ELAC was a longitudinal study of young children’s learning and practices across settings that was funded by the Learning in Informal and Formal Environments (LIFE) Center, a NSF Science of Learning Center. The ELAC team of researchers collected video data of naturally occurring interactions across families (homes, yards, parks, zoos, stores) and classrooms (classrooms, gyms, playgrounds, parks). Danielle analyzed both phases of data of the same children over time, first in the preschool phase when children were ages 2-4, and then the early-elementary phase when children were ages 6-8. She also designed and collected the early-elementary phase data, incorporating participant-collected video and reflection-interviews in addition to ethnographic-video recordings of naturally occurring activity. Danielle authored and co-authored multiple conference papers and presentations. Her dissertation focuses exclusively on the ELAC project, as do several manuscripts currently in preparation.

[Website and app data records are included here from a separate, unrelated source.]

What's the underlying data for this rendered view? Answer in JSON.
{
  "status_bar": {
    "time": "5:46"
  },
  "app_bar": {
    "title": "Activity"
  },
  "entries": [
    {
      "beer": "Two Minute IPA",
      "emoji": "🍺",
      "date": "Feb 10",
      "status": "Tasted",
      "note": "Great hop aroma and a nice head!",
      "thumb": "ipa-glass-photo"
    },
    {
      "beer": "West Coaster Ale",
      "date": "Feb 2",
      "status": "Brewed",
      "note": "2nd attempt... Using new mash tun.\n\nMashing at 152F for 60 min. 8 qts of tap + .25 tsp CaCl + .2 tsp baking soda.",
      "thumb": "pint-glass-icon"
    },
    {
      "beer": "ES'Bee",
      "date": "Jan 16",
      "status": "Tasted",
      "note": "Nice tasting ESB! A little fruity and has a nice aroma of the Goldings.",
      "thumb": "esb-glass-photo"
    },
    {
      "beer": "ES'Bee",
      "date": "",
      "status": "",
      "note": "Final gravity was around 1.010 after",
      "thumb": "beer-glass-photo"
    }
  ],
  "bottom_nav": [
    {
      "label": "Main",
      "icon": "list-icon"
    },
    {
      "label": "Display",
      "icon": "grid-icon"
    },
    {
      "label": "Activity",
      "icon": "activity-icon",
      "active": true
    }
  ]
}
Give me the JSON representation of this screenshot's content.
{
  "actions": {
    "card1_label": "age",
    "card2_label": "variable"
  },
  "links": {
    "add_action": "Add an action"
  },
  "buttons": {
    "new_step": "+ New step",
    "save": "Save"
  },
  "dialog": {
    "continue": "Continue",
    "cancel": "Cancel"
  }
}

In her writing, Danielle has developed a conceptualization of inquiry as a members’ pheonomenon. This conceptualization of inquiry captures a range of young children’s activity in families, shedding light on the diversity of sensemaking resources that children draw upon to better understand their world. She has also developed methods for tracing sensemaking practices within families to build understanding of family culture, and has developed ways of capturing diverse forms of interaction (sensemaking practices, activities, demonstrable values) in relation to each other across settings as young children draw upon family inquiry practices in preschool classrooms. This works helps explore how children come to experience the world in particular ways.